Records contained in a dataset
====

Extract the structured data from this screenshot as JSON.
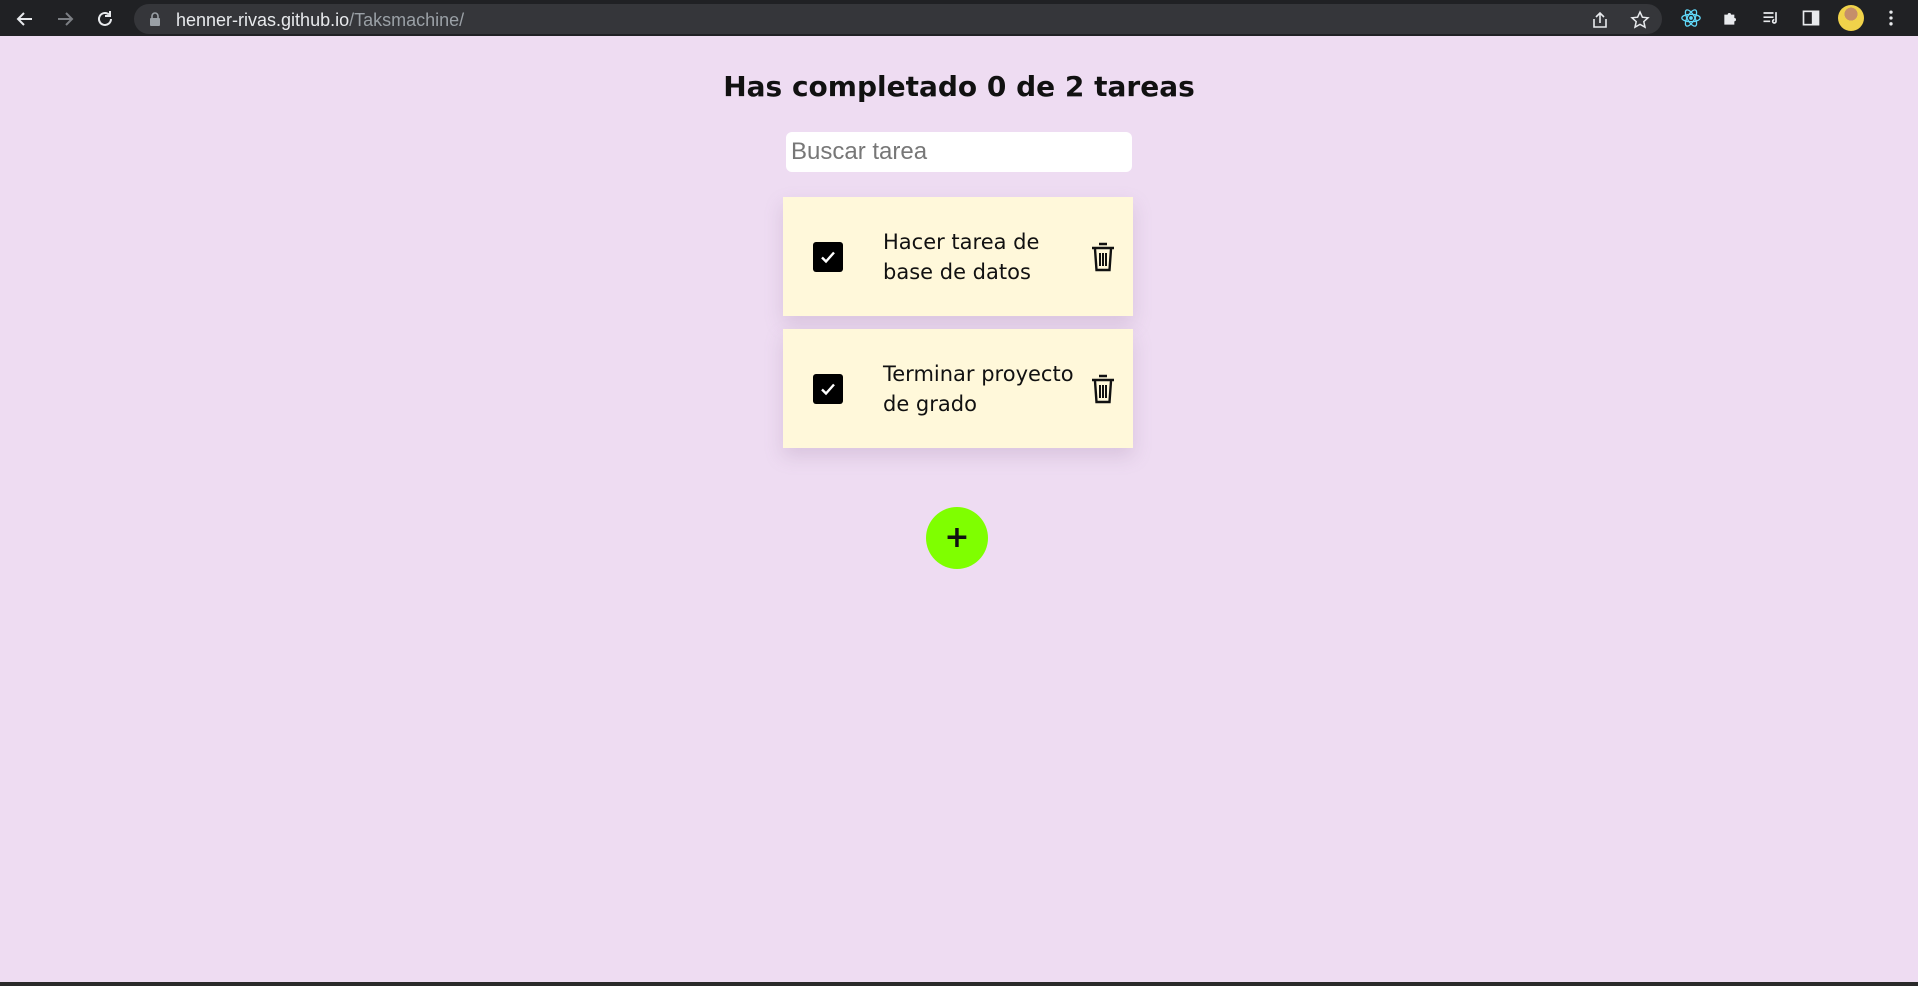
{
  "browser": {
    "url_host": "henner-rivas.github.io",
    "url_path": "/Taksmachine/"
  },
  "app": {
    "title": "Has completado 0 de 2 tareas",
    "search_placeholder": "Buscar tarea",
    "search_value": "",
    "todos": [
      {
        "text": "Hacer tarea de base de datos",
        "checked": true
      },
      {
        "text": "Terminar proyecto de grado",
        "checked": true
      }
    ],
    "add_button_label": "+"
  },
  "colors": {
    "background": "#eedcf2",
    "todo_card": "#fff8da",
    "add_button": "#7fff00",
    "browser_bar": "#202124"
  }
}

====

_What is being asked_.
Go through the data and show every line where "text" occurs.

_Answer box_.
        "text": "Hacer tarea de base de datos",
        "text": "Terminar proyecto de grado",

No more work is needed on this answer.